(Data items)
[Start of section]

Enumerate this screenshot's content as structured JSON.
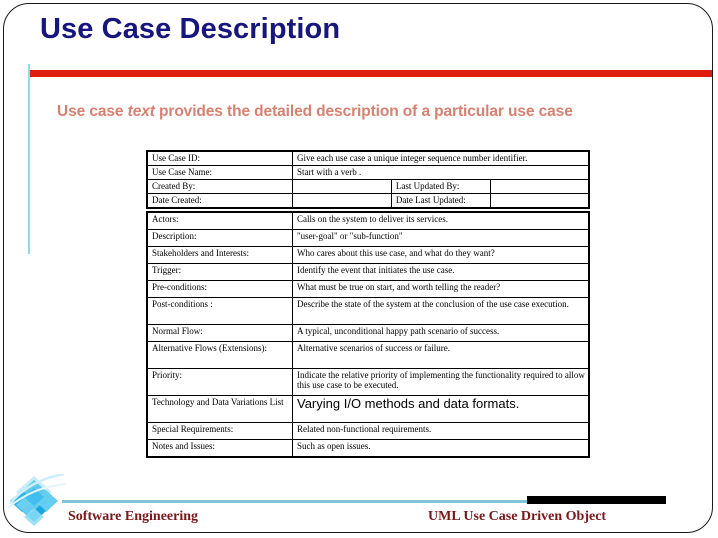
{
  "slide": {
    "title": "Use Case Description",
    "subtitle_before": "Use case ",
    "subtitle_italic": "text",
    "subtitle_after": " provides the detailed description of a particular use case",
    "accent_red": "#e01b10",
    "accent_cyan": "#8fdbe8",
    "title_color": "#16167e",
    "subtitle_color": "#d98070",
    "footer_color": "#7c1618"
  },
  "header_table": {
    "rows": [
      {
        "label": "Use Case ID:",
        "value": "Give each use case a unique integer sequence number identifier."
      },
      {
        "label": "Use Case Name:",
        "value": "Start with a verb ."
      },
      {
        "label": "Created By:",
        "value": "",
        "label2": "Last Updated By:",
        "value2": ""
      },
      {
        "label": "Date Created:",
        "value": "",
        "label2": "Date Last Updated:",
        "value2": ""
      }
    ]
  },
  "body_table": {
    "rows": [
      {
        "label": "Actors:",
        "value": "Calls on the system to deliver its services."
      },
      {
        "label": "Description:",
        "value": "\"user-goal\" or \"sub-function\""
      },
      {
        "label": "Stakeholders and Interests:",
        "value": "Who cares about this use case, and what do they want?"
      },
      {
        "label": "Trigger:",
        "value": "Identify the event that initiates the use case."
      },
      {
        "label": "Pre-conditions:",
        "value": "What must be true on start, and worth telling the reader?"
      },
      {
        "label": "Post-conditions :",
        "value": "Describe the state of the system at the conclusion of the use case execution."
      },
      {
        "label": "Normal Flow:",
        "value": "A typical, unconditional happy path scenario of success."
      },
      {
        "label": "Alternative Flows (Extensions):",
        "value": "Alternative scenarios of success or failure."
      },
      {
        "label": "Priority:",
        "value": "Indicate the relative priority of implementing the functionality required to allow this use case to be executed."
      },
      {
        "label": "Technology and Data Variations List",
        "value": "Varying I/O methods and data formats."
      },
      {
        "label": "Special Requirements:",
        "value": "Related non-functional requirements."
      },
      {
        "label": "Notes and Issues:",
        "value": "Such as open issues."
      }
    ]
  },
  "footer": {
    "left": "Software Engineering",
    "right": "UML Use Case Driven Object"
  }
}
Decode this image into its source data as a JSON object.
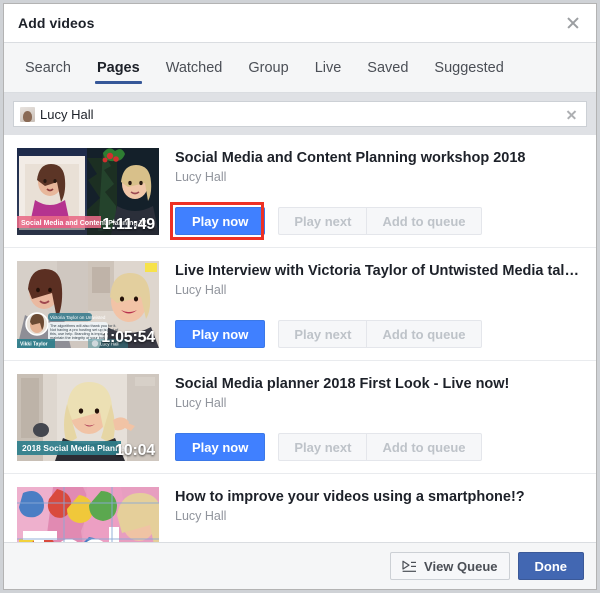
{
  "dialog": {
    "title": "Add videos",
    "close_icon": "close-icon"
  },
  "tabs": [
    {
      "label": "Search",
      "active": false
    },
    {
      "label": "Pages",
      "active": true
    },
    {
      "label": "Watched",
      "active": false
    },
    {
      "label": "Group",
      "active": false
    },
    {
      "label": "Live",
      "active": false
    },
    {
      "label": "Saved",
      "active": false
    },
    {
      "label": "Suggested",
      "active": false
    }
  ],
  "search": {
    "value": "Lucy Hall",
    "placeholder": "Search",
    "avatar_icon": "page-avatar-icon",
    "clear_icon": "clear-icon"
  },
  "buttons": {
    "play_now": "Play now",
    "play_next": "Play next",
    "add_to_queue": "Add to queue"
  },
  "videos": [
    {
      "title": "Social Media and Content Planning workshop 2018",
      "author": "Lucy Hall",
      "duration": "1:11:49",
      "has_buttons": true,
      "highlighted": true,
      "thumb": "two-women-christmas-split"
    },
    {
      "title": "Live Interview with Victoria Taylor of Untwisted Media talki…",
      "author": "Lucy Hall",
      "duration": "1:05:54",
      "has_buttons": true,
      "highlighted": false,
      "thumb": "two-women-interview-split"
    },
    {
      "title": "Social Media planner 2018 First Look - Live now!",
      "author": "Lucy Hall",
      "duration": "10:04",
      "has_buttons": true,
      "highlighted": false,
      "thumb": "blonde-woman-pointing"
    },
    {
      "title": "How to improve your videos using a smartphone!?",
      "author": "Lucy Hall",
      "duration": "",
      "has_buttons": false,
      "highlighted": false,
      "thumb": "graffiti-wall-woman"
    }
  ],
  "footer": {
    "view_queue": "View Queue",
    "queue_icon": "play-list-icon",
    "done": "Done"
  },
  "colors": {
    "accent_blue": "#4080ff",
    "done_blue": "#4267b2",
    "tab_underline": "#365899",
    "highlight_red": "#ee3124",
    "title_text": "#1d2129",
    "muted_text": "#90949c"
  }
}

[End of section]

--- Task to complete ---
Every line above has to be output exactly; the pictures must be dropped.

--- Response for this exercise ---
Enumerate this screenshot's content as structured JSON.
{
  "slide": {
    "title": "Use Case Description",
    "subtitle_before": "Use case ",
    "subtitle_italic": "text",
    "subtitle_after": " provides the detailed description of a particular use case",
    "accent_red": "#e01b10",
    "accent_cyan": "#8fdbe8",
    "title_color": "#16167e",
    "subtitle_color": "#d98070",
    "footer_color": "#7c1618"
  },
  "header_table": {
    "rows": [
      {
        "label": "Use Case ID:",
        "value": "Give each use case a unique integer sequence number identifier."
      },
      {
        "label": "Use Case Name:",
        "value": "Start with a verb ."
      },
      {
        "label": "Created By:",
        "value": "",
        "label2": "Last Updated By:",
        "value2": ""
      },
      {
        "label": "Date Created:",
        "value": "",
        "label2": "Date Last Updated:",
        "value2": ""
      }
    ]
  },
  "body_table": {
    "rows": [
      {
        "label": "Actors:",
        "value": "Calls on the system to deliver its services."
      },
      {
        "label": "Description:",
        "value": "\"user-goal\" or \"sub-function\""
      },
      {
        "label": "Stakeholders and Interests:",
        "value": "Who cares about this use case, and what do they want?"
      },
      {
        "label": "Trigger:",
        "value": "Identify the event that initiates the use case."
      },
      {
        "label": "Pre-conditions:",
        "value": "What must be true on start, and worth telling the reader?"
      },
      {
        "label": "Post-conditions :",
        "value": "Describe the state of the system at the conclusion of the use case execution."
      },
      {
        "label": "Normal Flow:",
        "value": "A typical, unconditional happy path scenario of success."
      },
      {
        "label": "Alternative Flows (Extensions):",
        "value": "Alternative scenarios of success or failure."
      },
      {
        "label": "Priority:",
        "value": "Indicate the relative priority of implementing the functionality required to allow this use case to be executed."
      },
      {
        "label": "Technology and Data Variations List",
        "value": "Varying I/O methods and data formats."
      },
      {
        "label": "Special Requirements:",
        "value": "Related non-functional requirements."
      },
      {
        "label": "Notes and Issues:",
        "value": "Such as open issues."
      }
    ]
  },
  "footer": {
    "left": "Software Engineering",
    "right": "UML Use Case Driven Object"
  }
}
Decode this image into its source data as a JSON object.
{
  "dialog": {
    "title": "Add videos",
    "close_icon": "close-icon"
  },
  "tabs": [
    {
      "label": "Search",
      "active": false
    },
    {
      "label": "Pages",
      "active": true
    },
    {
      "label": "Watched",
      "active": false
    },
    {
      "label": "Group",
      "active": false
    },
    {
      "label": "Live",
      "active": false
    },
    {
      "label": "Saved",
      "active": false
    },
    {
      "label": "Suggested",
      "active": false
    }
  ],
  "search": {
    "value": "Lucy Hall",
    "placeholder": "Search",
    "avatar_icon": "page-avatar-icon",
    "clear_icon": "clear-icon"
  },
  "buttons": {
    "play_now": "Play now",
    "play_next": "Play next",
    "add_to_queue": "Add to queue"
  },
  "videos": [
    {
      "title": "Social Media and Content Planning workshop 2018",
      "author": "Lucy Hall",
      "duration": "1:11:49",
      "has_buttons": true,
      "highlighted": true,
      "thumb": "two-women-christmas-split"
    },
    {
      "title": "Live Interview with Victoria Taylor of Untwisted Media talki…",
      "author": "Lucy Hall",
      "duration": "1:05:54",
      "has_buttons": true,
      "highlighted": false,
      "thumb": "two-women-interview-split"
    },
    {
      "title": "Social Media planner 2018 First Look - Live now!",
      "author": "Lucy Hall",
      "duration": "10:04",
      "has_buttons": true,
      "highlighted": false,
      "thumb": "blonde-woman-pointing"
    },
    {
      "title": "How to improve your videos using a smartphone!?",
      "author": "Lucy Hall",
      "duration": "",
      "has_buttons": false,
      "highlighted": false,
      "thumb": "graffiti-wall-woman"
    }
  ],
  "footer": {
    "view_queue": "View Queue",
    "queue_icon": "play-list-icon",
    "done": "Done"
  },
  "colors": {
    "accent_blue": "#4080ff",
    "done_blue": "#4267b2",
    "tab_underline": "#365899",
    "highlight_red": "#ee3124",
    "title_text": "#1d2129",
    "muted_text": "#90949c"
  }
}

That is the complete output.